When fantasy football started exploding in the early-1990s, the NFL wanted nothing to do with it. At the time, it was viewed as gambling. Given the NFL's tawdry past with the darker side of the gambling community – point spreads are there for a reason – fantasy football was viewed as a demon, not an ally.
When television technology redefined the prerequisite for being a "big screen" TV, the "big event" of being inside a stadium wasn't nearly as important. Technology, combined with the mass appeal of fantasy football, has merged to make the NFL rethink its approach to presenting its product. It has become a sport that some fans prefer to watch from the comfort of their own homes rather than attend.
Vikings co-owner Mark Wilf appeared on ProFootballTalk's "PFT Live" program Wednesday. When asked about having a unique stadium design, Wilf was hit with a series of aesthetic questions by Florio that ranged from the Metrodome roof collapse to heating and cooling issues. But when the line of questioning got around to whether the new Vikings stadium was going to become the norm in the future – Dallas raised the bar absurdly high – Wilf was quick to get on point for the stadium message.
"We hope so," Wilf said. "That's the goal here. You can put San Francisco (which was awarded Super Bowl L) into that mix. I know that they are on the cutting edge on a lot of technological fronts. Hopefully, each generation of stadiums and, year by year, we're all going to learn from each other."
Where the fantasy football impact came in was when Wilf elaborated on his point. It would seem he was giving a glimpse behind the NFL curtain – sellout streaks aren't as automatic as they used to be (another topic for another day). The quality of the at-home product, in many ways, is superior to the in-stadium product, especially at the Metrodome. Stadiums are now Wi-Fi accessible – not because fans want to alter their Facebook status, but because they can't keep up with their fantasy teams. Wilf confessed that the in-stadium fan experience is being challenged by the couch-and-Doritos crowd has.
"We have hi-definition television – a lot of experiences the fans have," Wilf said. "We want to make the in-stadium experience something that people want to come to. We have to be cutting edge and we have to be out there to make sure people come with their families and experience the game in a unique way, where they can follow their fantasy football or watch the (NFL Network) Red Zone (channel) from their seats or other ways to make it visually to be in a place that is unique and special."
There was a time when the NFL hated fantasy football and hi-def TV was in its genesis stage. The two have combined to make a corporate giant like the NFL bow its head in deference and admit that they are the new co-partners with the product being presented. Future stadiums will be running off the Dallas-San Francisco-Minnesota footprint.
The NFL is king for a reason – it identifies the enemies to its product and either eliminates them or embraces them.
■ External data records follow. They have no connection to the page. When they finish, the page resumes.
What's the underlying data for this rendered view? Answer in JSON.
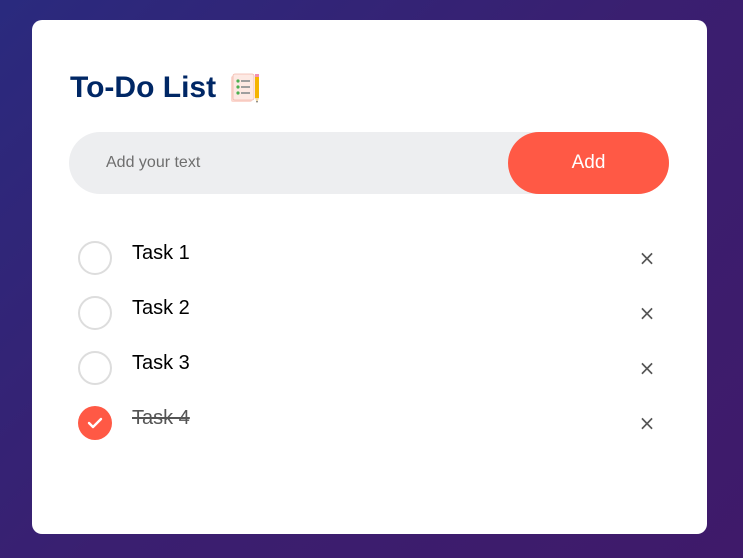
{
  "app": {
    "title": "To-Do List",
    "title_icon": "notepad-pencil-icon"
  },
  "input": {
    "placeholder": "Add your text",
    "value": ""
  },
  "add_button": {
    "label": "Add"
  },
  "tasks": [
    {
      "text": "Task 1",
      "checked": false
    },
    {
      "text": "Task 2",
      "checked": false
    },
    {
      "text": "Task 3",
      "checked": false
    },
    {
      "text": "Task 4",
      "checked": true
    }
  ],
  "delete_symbol": "×",
  "colors": {
    "accent": "#ff5945",
    "title": "#002765",
    "input_bg": "#edeef0",
    "background_start": "#2a2a7e",
    "background_end": "#3f1a6a"
  }
}
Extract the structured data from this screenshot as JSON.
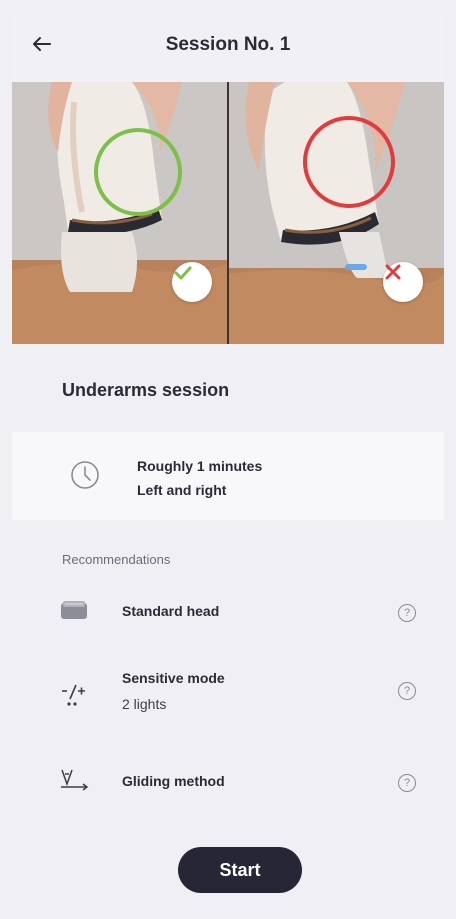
{
  "header": {
    "title": "Session No. 1",
    "back_icon": "arrow-left-icon"
  },
  "hero": {
    "left_status": "correct",
    "right_status": "incorrect",
    "colors": {
      "correct": "#7cc04a",
      "incorrect": "#e23b3b"
    }
  },
  "session": {
    "title": "Underarms session"
  },
  "duration": {
    "icon": "clock-icon",
    "line1": "Roughly 1 minutes",
    "line2": "Left and right"
  },
  "recommendations": {
    "heading": "Recommendations",
    "items": [
      {
        "icon": "head-attachment-icon",
        "name": "Standard head",
        "sub": ""
      },
      {
        "icon": "sensitive-mode-icon",
        "name": "Sensitive mode",
        "sub": "2 lights"
      },
      {
        "icon": "gliding-method-icon",
        "name": "Gliding method",
        "sub": ""
      }
    ],
    "help_glyph": "?"
  },
  "actions": {
    "start_label": "Start"
  }
}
The league website has a fantasy section – less than 20 years removed from viewing fantasy football as "the McCoys." Technology has made big screen the norm and massive screens the envy. The televised NFL product has become so good that it has threatened the live gate receipts. Blackouts don't have the same impact.
Wilf seemed like a Joe Frazier-style counterpuncher in his PFT interview. But when he was throwing honest left hooks, he let other owners know that the league marching orders of aesthetics and fan-accessibility are critical to the NFL riding the business end of the wave when it comes to stadium construction. San Francisco got Super Bowl L. Minnesota will get one. The price of poker has gone up, but the players at the final table have changed.
John Holler has been writing about the Vikings for more than a decade for Viking Update. Follow Viking Update on Twitter and discuss this topic on our message boards. To become a subscriber to the Viking Update web site or magazine, click here.